Once more, my eternal thanks to Dave Randall for being witness to my L1 flight, and for going out of his way to enable it. I owe him a whole lot more than just a reload.

– Ken

Dave Randall adds to the report:
Congrats for your L1 !! I was happy to witness for you and you did a great job with all the requirements. I am looking forward to more of your scratch built designs with a bit more oomph now than just B and C motors!

A few minor notes on some flights:

My Estes Patriot went up on a D15-7 first for a nice flight up to ~1,000′. I really wanted to fly the altimeter there, so I loaded up the Patriot’s payload bay with my G-Wiz HCX and a 9V and reloaded the 24/40 motor with an F24 for more fun! HCX reported 1,542′. I guess that was all I ended up flying today. I really need some more 60 acres birds!

Jeff Mobley came down with a few friends and had the nice blue Mean Machine. It went up on a D12-7 first, and the flight seemed a bit – well – anemic. Sure, low and slow has its merits, but that rocket deserves more than a D. I had Jeff build up an AT 24/40 motor with the F24 reload in it. Jeff did a great job with the motor build – the rocket kicked up off the pad with authority and the flight was perfect with a recovery just off the field. A snapped-off fin and a bit of a dent in the body tube will need some R&R but I’m sure Jeff will be back for more.

By the way, the Mean Machine has a new design from when I first built mine 20 years ago. It now has a plaster coupler between the upper and lower halves that twists together and snaps into place. Very nice – it makes it easier to transport, and robust. I think I’m going to have to get one of those!

Loved the drag races we had there too.

On a different note:

1. Recovery over in 60 Acres SOUTH is “illegal” at the moment. Redmond City Police will and have ticketed folks for trespassing while this is posted as a “Construction Zone”. They drive by 60 Acres approximately every 45 minutes.
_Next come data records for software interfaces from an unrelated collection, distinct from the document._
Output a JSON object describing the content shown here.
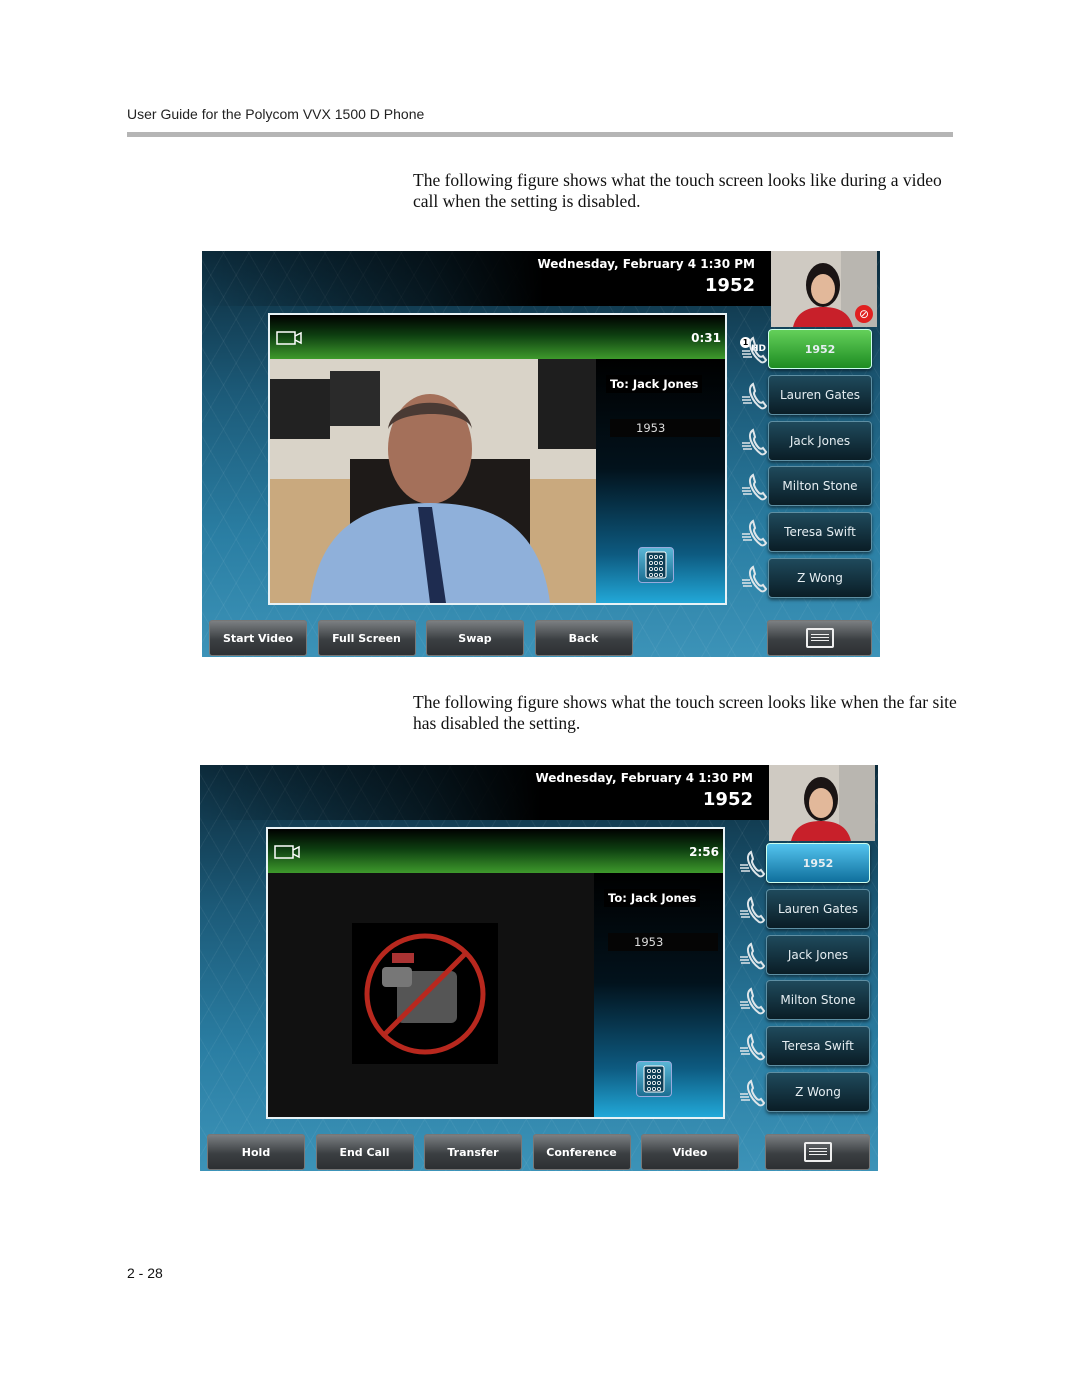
{
  "running_head": "User Guide for the Polycom VVX 1500 D Phone",
  "paragraph_1": "The following figure shows what the touch screen looks like during a video call when the setting is disabled.",
  "paragraph_2": "The following figure shows what the touch screen looks like when the far site has disabled the setting.",
  "page_number": "2 - 28",
  "phones": [
    {
      "date_time": "Wednesday, February 4  1:30 PM",
      "extension": "1952",
      "timer": "0:31",
      "to_label": "To: Jack Jones",
      "call_number": "1953",
      "video_state": "live-video",
      "self_view_muted": true,
      "hd_indicator": "HD",
      "call_count": "1",
      "active_line_color": "#3cb83a",
      "lines": [
        "1952",
        "Lauren Gates",
        "Jack Jones",
        "Milton Stone",
        "Teresa Swift",
        "Z Wong"
      ],
      "softkeys": [
        "Start Video",
        "Full Screen",
        "Swap",
        "Back"
      ],
      "menu_icon": "menu-icon"
    },
    {
      "date_time": "Wednesday, February 4  1:30 PM",
      "extension": "1952",
      "timer": "2:56",
      "to_label": "To: Jack Jones",
      "call_number": "1953",
      "video_state": "video-disabled",
      "self_view_muted": false,
      "active_line_color": "#2aa0d4",
      "lines": [
        "1952",
        "Lauren Gates",
        "Jack Jones",
        "Milton Stone",
        "Teresa Swift",
        "Z Wong"
      ],
      "softkeys": [
        "Hold",
        "End Call",
        "Transfer",
        "Conference",
        "Video"
      ],
      "menu_icon": "menu-icon"
    }
  ]
}
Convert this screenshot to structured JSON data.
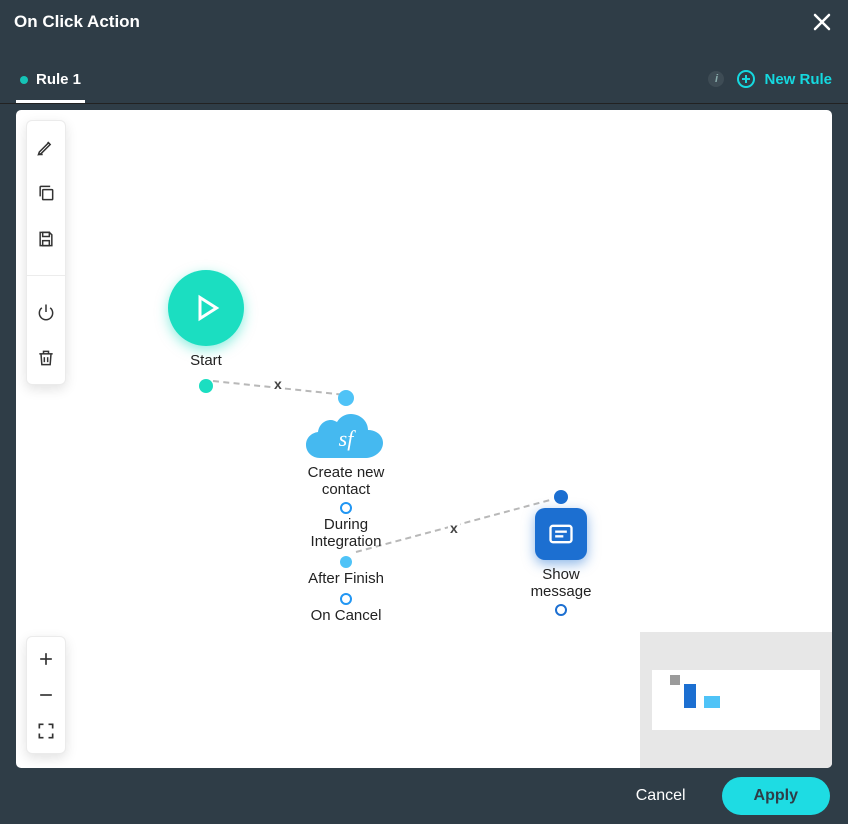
{
  "title": "On Click Action",
  "tabs": {
    "rule1": "Rule 1"
  },
  "newRule": "New Rule",
  "nodes": {
    "start": "Start",
    "createContact": "Create new contact",
    "duringIntegration": "During\nIntegration",
    "afterFinish": "After Finish",
    "onCancel": "On Cancel",
    "showMessage": "Show message",
    "sfGlyph": "sf"
  },
  "footer": {
    "cancel": "Cancel",
    "apply": "Apply"
  },
  "connectorDelete": "x"
}
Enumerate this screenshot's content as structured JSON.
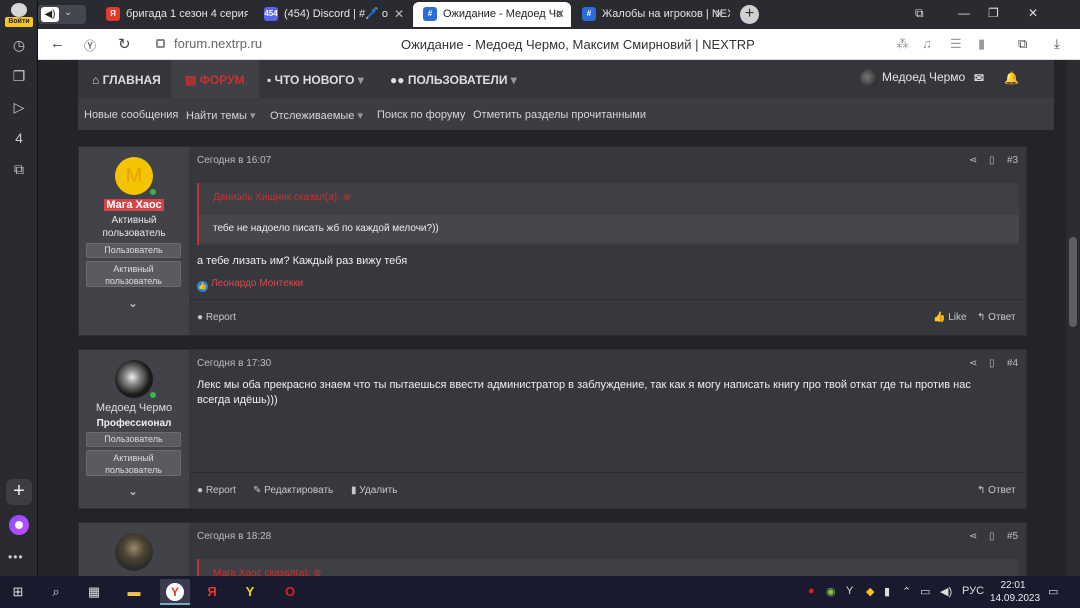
{
  "browser": {
    "login_label": "Войти",
    "tabs": [
      {
        "label": "бригада 1 сезон 4 серия v",
        "fav_text": "Я",
        "fav_color": "#e23b2e"
      },
      {
        "label": "(454) Discord | #🖊️ o",
        "fav_text": "454",
        "fav_color": "#5865f2"
      },
      {
        "label": "Ожидание - Медоед Чо",
        "fav_text": "#",
        "fav_color": "#2b6cd8",
        "active": true
      },
      {
        "label": "Жалобы на игроков | NEX",
        "fav_text": "#",
        "fav_color": "#2b6cd8"
      }
    ],
    "url": "forum.nextrp.ru",
    "page_title": "Ожидание - Медоед Чермо, Максим Смирновий | NEXTRP"
  },
  "site": {
    "nav": {
      "home": "ГЛАВНАЯ",
      "forum": "ФОРУМ",
      "whats_new": "ЧТО НОВОГО",
      "members": "ПОЛЬЗОВАТЕЛИ",
      "user_name": "Медоед Чермо"
    },
    "subnav": {
      "new_posts": "Новые сообщения",
      "find_threads": "Найти темы",
      "watched": "Отслеживаемые",
      "search": "Поиск по форуму",
      "mark_read": "Отметить разделы прочитанными"
    }
  },
  "posts": [
    {
      "avatar_letter": "M",
      "author": "Мага Хаос",
      "user_title": "Активный пользователь",
      "banners": [
        "Пользователь",
        "Активный пользователь"
      ],
      "time": "Сегодня в 16:07",
      "number": "#3",
      "quote_header": "Даниэль Хищник сказал(а): ⊕",
      "quote_text": "тебе не надоело писать жб по каждой мелочи?))",
      "message": "а тебе лизать им? Каждый раз вижу тебя",
      "reaction_user": "Леонардо Монтекки",
      "actions": {
        "report": "Report",
        "like": "Like",
        "reply": "Ответ"
      }
    },
    {
      "author": "Медоед Чермо",
      "user_title": "Профессионал",
      "banners": [
        "Пользователь",
        "Активный пользователь"
      ],
      "time": "Сегодня в 17:30",
      "number": "#4",
      "message": "Лекс мы оба прекрасно знаем что ты пытаешься ввести администратор в заблуждение, так как я могу написать книгу про твой откат где ты против нас всегда идёшь)))",
      "actions": {
        "report": "Report",
        "edit": "Редактировать",
        "delete": "Удалить",
        "reply": "Ответ"
      }
    },
    {
      "time": "Сегодня в 18:28",
      "number": "#5",
      "quote_header": "Мага Хаос сказал(а): ⊕"
    }
  ],
  "taskbar": {
    "lang": "РУС",
    "time": "22:01",
    "date": "14.09.2023"
  },
  "colors": {
    "accent": "#c9312f",
    "name_highlight": "#d64545"
  }
}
The nice guys from NWEF.ORG warned us about this.

2. NWEF has secured a location as an electric plane flying area and offered to share with rocket flyers. This is located in Kirkland, and is surrounded by houses. It was indicated to be greater in size than 60 Acres South, but the layout is a bit odd. I’ll follow up with them, as it appears that LWYSA may have scheduled weekend activity at 60 Acres every weekend from (IIRC – June) through October 31st. This might be a viable model field during the “on” season for soccer.